One of the commenters unversed in etymology had the following to say:
Is it just me or has no one ever noticed that dias for day is the feminine form of dios = god? Day is therefore a goddess, which makes sense if your ancestors were sun worshippers or alike. If one knows the Spanish language it would seem they would notice this.
They didn't notice it because it isn't true. The words "day" and "deity" don't come from the same source; any apparent similarity is a mere coincidence. Since they're cognate to "dias" and "dios" respectively, we can discuss the English words and still have something to say about the Spanish versions.
"Day" probably comes to us from the Indo-European "agh-". (How did the "d-" get shoved onto the beginning?
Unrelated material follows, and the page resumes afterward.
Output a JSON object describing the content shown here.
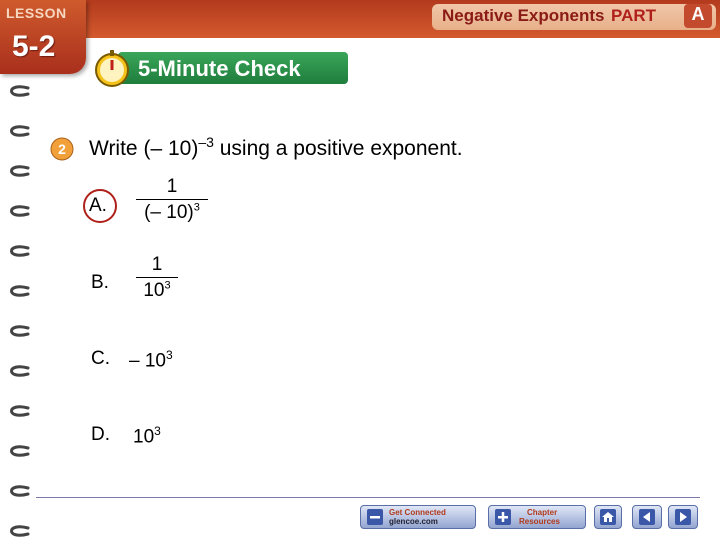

Hard to say: some think that the actual source is instead "dheighw-", "to warm".) It's tempting to assume that Latin "dies" (about which more below) comes into play somehow, but the OED is adamant on this point: there is absolutely no etymological relationship whatever between the two. At any rate, from the IE source, whichever it be, we get not only "day" but "dawn", and also, enchantingly, "daisy", a contraction of "day's eye".
"Deity", on the other hand, is definitively from IE "deiw-", "to shine". This also leads, sensibly enough, to "divinity", French "adieu", and Latin "dies", which means "day" and shows up in such occasionally seen phrases as "carpe diem", "seize the day", and "dies irae", "the day of wrath".
The French version of "day" is "jour", as in "soupe du jour", "soup of the day". From the Latin and French versions, we get, among other things, the paired words "diary" and "journal" in which you record the day's events; "dial", which denotes the hours of the day; "journey", originally a day's ride; and, marvelously, from "dies malus", "evil day", the word "dismal".